Interest rate futures point to a high probability that the first small rise in the SNB’s target for the three-month Swiss franc LIBOR interest rate -- currently at 0.25 percent -- will be in September. <0#FES:>


Hildebrand’s wording on the currency was in line with that used by the central bank at its March 11 policy review, when the SNB was seen to inch closer to raising interest rates with a more optimistic set of forecasts on growth. [ID:nLDE6291VQ]

Markets have been mulling over the SNB’s intervention levels after the central bank has allowed the franc to rise some 2 percent since the March meeting despite sticking to its pledge to counter decisively an excessive rise against the euro.

The franc, seen as a safe haven asset, is now trading at around 1.4330, within sight of its record high of 1.4296 hit in October 2008 in the wake of the collapse of Lehman Brothers.

Hildebrand also repeated the central bank’s assessment that price stability was not in danger in the short term but the current expansionary monetary policy could not be maintained over the SNB’s three-year forecast horizon.

The central bank forecasts that inflation will rise above its 2 percent price stability threshold in 2012.

Hildebrand pointed out that the SNB’s inflation forecasts were fraught with uncertainties.

“The SNB board does not react mechanically on the inflation forecast,” he said.

“How fast the national bank reacts, if mid- to long-term price stability is potentially in danger -- as our current forecast is showing -- depends on various factors.

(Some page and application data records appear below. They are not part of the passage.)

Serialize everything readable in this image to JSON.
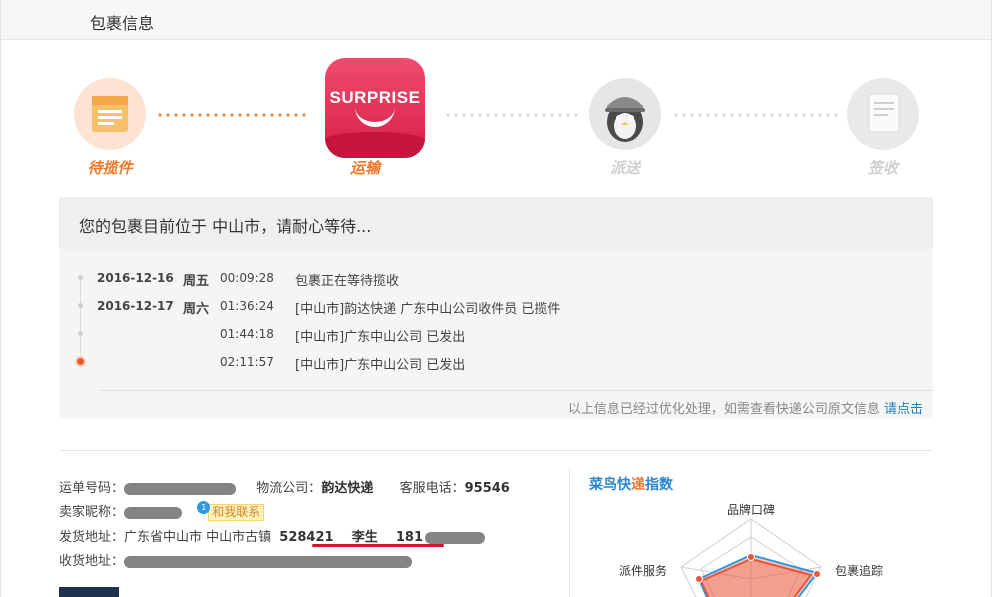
{
  "header": {
    "title": "包裹信息"
  },
  "steps": [
    {
      "label": "待揽件",
      "state": "done",
      "icon": "package-box-icon",
      "color": "#f07828"
    },
    {
      "label": "运输",
      "state": "current",
      "icon": "surprise-logo-icon",
      "logo_text": "SURPRISE",
      "color": "#f07828"
    },
    {
      "label": "派送",
      "state": "pending",
      "icon": "courier-penguin-icon",
      "color": "#cccccc"
    },
    {
      "label": "签收",
      "state": "pending",
      "icon": "signed-document-icon",
      "color": "#cccccc"
    }
  ],
  "status": {
    "message": "您的包裹目前位于 中山市，请耐心等待..."
  },
  "timeline": [
    {
      "date": "2016-12-16",
      "weekday": "周五",
      "time": "00:09:28",
      "description": "包裹正在等待揽收"
    },
    {
      "date": "2016-12-17",
      "weekday": "周六",
      "time": "01:36:24",
      "description": "[中山市]韵达快递 广东中山公司收件员 已揽件"
    },
    {
      "date": "",
      "weekday": "",
      "time": "01:44:18",
      "description": "[中山市]广东中山公司 已发出"
    },
    {
      "date": "",
      "weekday": "",
      "time": "02:11:57",
      "description": "[中山市]广东中山公司 已发出"
    }
  ],
  "footer_note": {
    "text": "以上信息已经过优化处理，如需查看快递公司原文信息",
    "link": "请点击"
  },
  "details": {
    "tracking_label": "运单号码：",
    "company_label": "物流公司：",
    "company_value": "韵达快递",
    "phone_label": "客服电话：",
    "phone_value": "95546",
    "seller_label": "卖家昵称：",
    "contact_label": "和我联系",
    "contact_bubble": "1",
    "ship_from_label": "发货地址：",
    "ship_from_value": "广东省中山市 中山市古镇",
    "postcode": "528421",
    "sender_name": "李生",
    "sender_phone_prefix": "181",
    "ship_to_label": "收货地址："
  },
  "cainiao_index": {
    "title_prefix": "菜鸟快",
    "title_highlight": "递",
    "title_suffix": "指数",
    "axes": [
      "品牌口碑",
      "包裹追踪",
      "派件服务"
    ]
  },
  "colors": {
    "accent": "#f07828",
    "brand_red": "#e4294f",
    "link": "#1a7fc3",
    "index_blue": "#2a86d1"
  }
}
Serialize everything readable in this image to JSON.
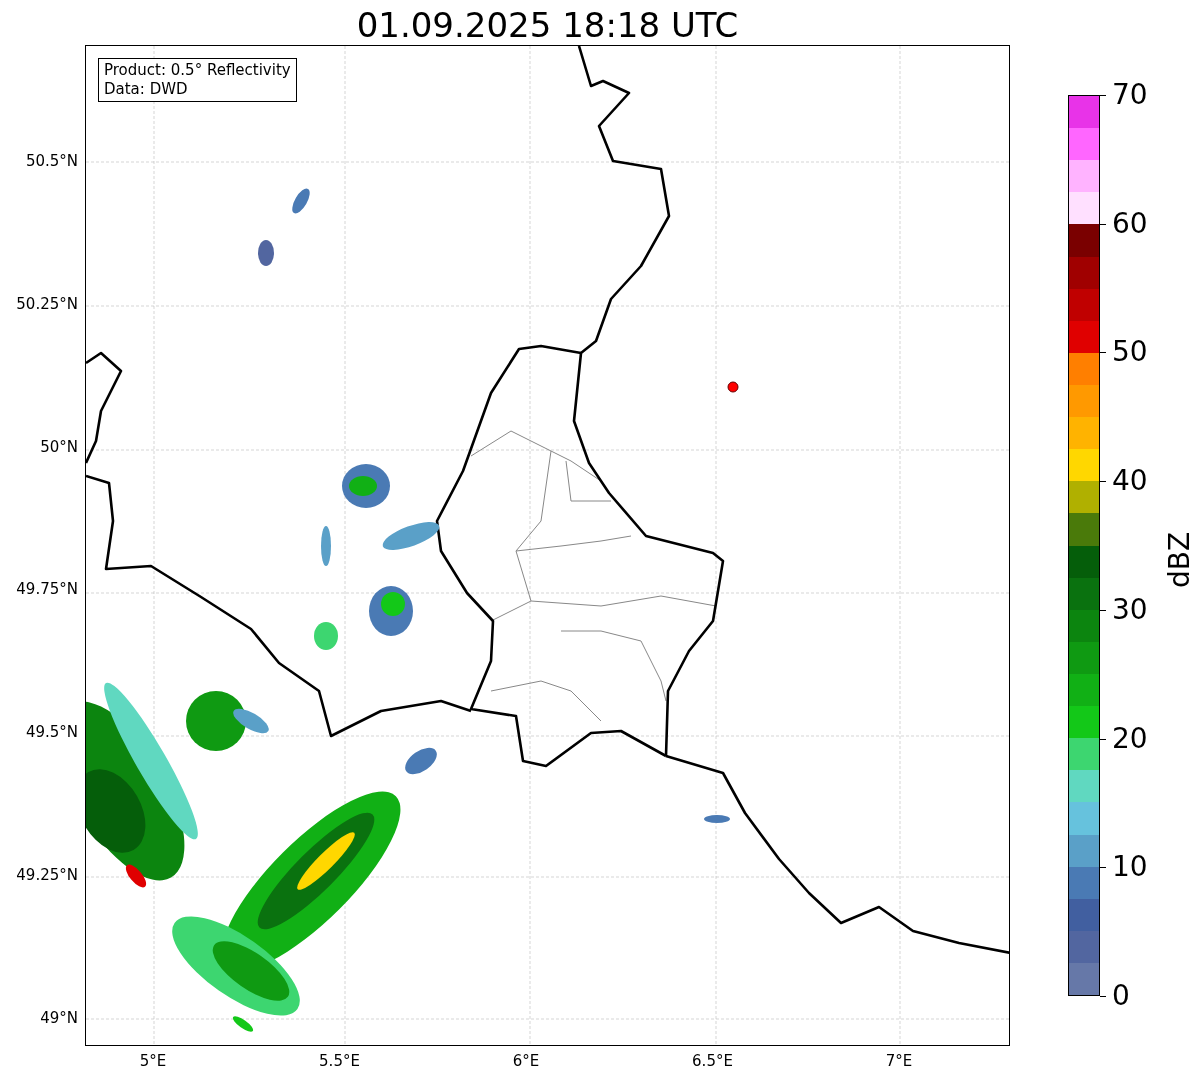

The uncertainty surrounding the economic developments and the situation on the financial markets are such factors.” (Reporting by Sven Egenter; Editing by Susan Fenton)